Goff & Rosenthal
537B W 23 Street
New York City
September 7 to October 14, 2006
Isca Greenfield-Sanders alters found images, faded photographs from the 1960s, using digital manipulation and traditional oil painting. The resultant mixed media paintings and sketches in her “Pinelawn Pools” series depict a family lounging about a familiar suburban swimming pool. Using a technology-savvy restoration process to enliven faded imagery, she makes brightly colored and highly contrasted paintings.
In an effort to avoid sentimentality and to distance herself from the original subject matter, Greenfield-Sanders devised a working method using digital and handmade manipulation. Original slides procured from flea markets and yard sales are scanned into a computer and printed on rice paper in color at a small scale, usually eight inches square. She draws and paints with watercolors on the image. Then, after scanning again, the image is enlarged and printed in seven inch tiles, a size accommodated easily by a home desktop printer. The rice paper tiles are assembled on canvas in an overlapping grid, leaving a one inch border on all sides. She paints over the color rendering with oil paint.
A girl reclines on a float in the pool while a towel-clad figure leans over an adjacent guard rail in Swimming Pool with Ball (2006), measuring roughly five feet square. A beach ball floats between them. Emerging from the image are rich, luscious slathers of primary colors: the girl’s ultramarine swimsuit, the same hued stripes on the towel, the slices of cadmium red and yellows comprising the beach ball.
Greenfield-Sanders has a penchant for rich primary colors and thin, stained surfaces. In Red Suit Diver (2006), the simplification and abstraction of the figures recalls, as does the subject matter, Seurat’s “Bathers at Asnieres.” A diving boy wearing scarlet swim trunks and an adjacent seated figure appear flattened, like cut-outs against the thinly-stained chlorinated water and wooded backdrop. The strangely dark background resembles the recesses of a jungle and heightens the dramatic play of light and dark in the foreground. The patches of light on the pool deck flicker amid the figures.

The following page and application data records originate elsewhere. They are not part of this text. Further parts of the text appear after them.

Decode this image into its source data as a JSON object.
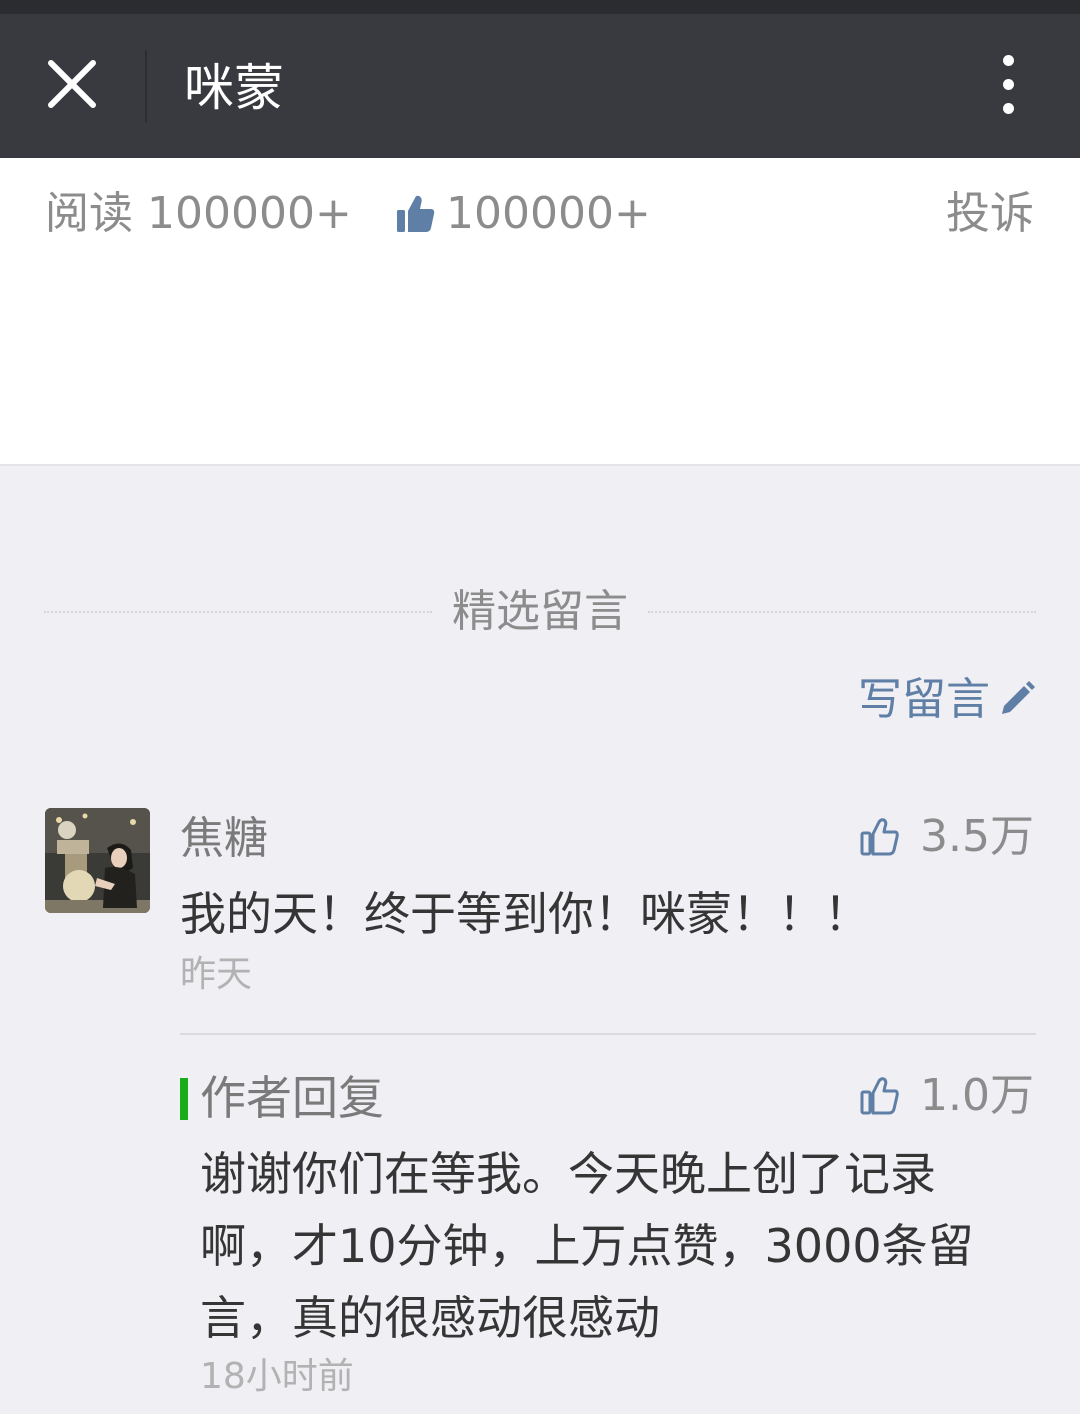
{
  "header": {
    "title": "咪蒙",
    "close_icon": "close-icon",
    "more_icon": "more-vertical-icon",
    "bg_color": "#393a3f"
  },
  "article_footer": {
    "reads_label": "阅读",
    "reads_count": "100000+",
    "likes_count": "100000+",
    "report_label": "投诉"
  },
  "comments_section": {
    "title": "精选留言",
    "write_label": "写留言",
    "write_icon": "pencil-icon",
    "link_color": "#607fa6"
  },
  "comments": [
    {
      "nickname": "焦糖",
      "likes": "3.5万",
      "text": "我的天！终于等到你！咪蒙！！！",
      "time": "昨天",
      "reply": {
        "label": "作者回复",
        "likes": "1.0万",
        "text": "谢谢你们在等我。今天晚上创了记录啊，才10分钟，上万点赞，3000条留言，真的很感动很感动",
        "time": "18小时前",
        "accent_color": "#1aad19"
      }
    }
  ]
}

The approximately two feet square Brighton Beach, (2006) is the only mid-size painting in the exhibition and marks a chromatic departure from the larger paintings. Although the red and blue found in the central figures offer a simple contrast of primaries, an array of warms and cools undulate at the center of the composition inside the viridian shadow of the beach umbrella. The cadmium orange umbrella spokes advance as the surrounding viridian shadow recedes. This painting displays a heightened awareness of light through color. The ochre in the sand beautifully contrasts with the purple flesh in the shadow. A wide variety of brushstrokes and a smaller format also minimize the presence of the grid, allowing the painting to stand independent of its referent image.

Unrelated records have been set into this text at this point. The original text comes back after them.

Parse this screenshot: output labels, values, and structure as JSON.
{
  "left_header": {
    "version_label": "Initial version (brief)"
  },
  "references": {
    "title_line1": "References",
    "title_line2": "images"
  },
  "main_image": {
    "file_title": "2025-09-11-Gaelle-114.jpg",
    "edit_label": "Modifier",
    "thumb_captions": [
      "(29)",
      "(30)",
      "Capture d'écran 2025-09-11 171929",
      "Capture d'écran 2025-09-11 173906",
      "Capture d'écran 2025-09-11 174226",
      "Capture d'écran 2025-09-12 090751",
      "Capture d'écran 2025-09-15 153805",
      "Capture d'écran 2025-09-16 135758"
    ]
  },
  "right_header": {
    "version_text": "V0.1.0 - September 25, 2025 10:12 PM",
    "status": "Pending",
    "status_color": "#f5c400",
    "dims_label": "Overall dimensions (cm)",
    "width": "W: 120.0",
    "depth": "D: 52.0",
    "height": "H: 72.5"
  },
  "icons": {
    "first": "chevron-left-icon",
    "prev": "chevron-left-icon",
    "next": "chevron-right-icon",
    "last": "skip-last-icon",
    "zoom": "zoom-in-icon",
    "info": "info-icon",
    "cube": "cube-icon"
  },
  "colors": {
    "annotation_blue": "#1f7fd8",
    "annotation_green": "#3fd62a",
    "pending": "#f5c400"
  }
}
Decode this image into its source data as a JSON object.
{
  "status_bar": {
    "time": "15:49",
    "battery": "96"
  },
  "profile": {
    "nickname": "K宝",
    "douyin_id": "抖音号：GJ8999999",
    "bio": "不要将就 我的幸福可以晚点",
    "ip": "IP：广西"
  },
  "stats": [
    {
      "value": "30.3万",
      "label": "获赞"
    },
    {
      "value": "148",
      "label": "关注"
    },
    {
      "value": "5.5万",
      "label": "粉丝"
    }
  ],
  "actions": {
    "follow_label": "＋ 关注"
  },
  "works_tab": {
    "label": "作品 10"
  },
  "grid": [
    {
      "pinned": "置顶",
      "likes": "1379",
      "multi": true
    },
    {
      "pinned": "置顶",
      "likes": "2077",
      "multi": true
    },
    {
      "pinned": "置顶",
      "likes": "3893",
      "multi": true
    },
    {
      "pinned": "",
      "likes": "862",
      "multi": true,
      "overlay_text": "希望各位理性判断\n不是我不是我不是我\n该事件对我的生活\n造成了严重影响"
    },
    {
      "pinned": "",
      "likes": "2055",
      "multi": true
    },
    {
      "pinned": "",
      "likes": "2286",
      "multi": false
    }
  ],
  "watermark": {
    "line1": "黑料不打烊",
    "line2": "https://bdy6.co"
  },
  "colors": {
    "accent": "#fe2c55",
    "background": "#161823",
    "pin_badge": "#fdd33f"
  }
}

The artist does not try to conceal her dependence on photographic material because the final paintings contain visible traces of the underlying grid. It is curious to ponder why Greenfield-Sanders left traces of her scaling aids visible in the final version. Realist painters generally wish to leave no trace of their scaling aids. While the grid may provide Greenfield-Sanders with a point of departure and help her with scale transformations, its appearance comes at the expense of the paintings’ visual unity. The raised edges of the underlying grid compete with the painterly brushstrokes, diminishing their impact.
The grid disrupts the passages of thick and thin paint in Orange Suit Bather(2006). A cool, thick white describes the pool deck and divides the thinly painted fence, shrubbery and sky from the water. These thin glazes almost have a staining effect. Upon closer inspection, the image underneath is revealed as colored speckles and blurs of digital information. The digitally-generated underpainting provides tonal values and shading, on top of which thin glazes of brighter color may be applied. Here, overlapping edges of the individual pieces of rice paper catch light and shadow as relief and are particularly distracting.
Greenfield-Sanders’ retention of the grid as a formal device suggests her unwillingness to completely abandon the original sources, never fully detaching from the sentimentality inherent in the found object. Like a camera’s viewfinder, the grid becomes an obstruction. It stands between observer and scene, the painting and its ground. While the mixed media paintings lend monumentality to a private snapshot, as a whole they read more as painted photographs than paintings made from photographic material.print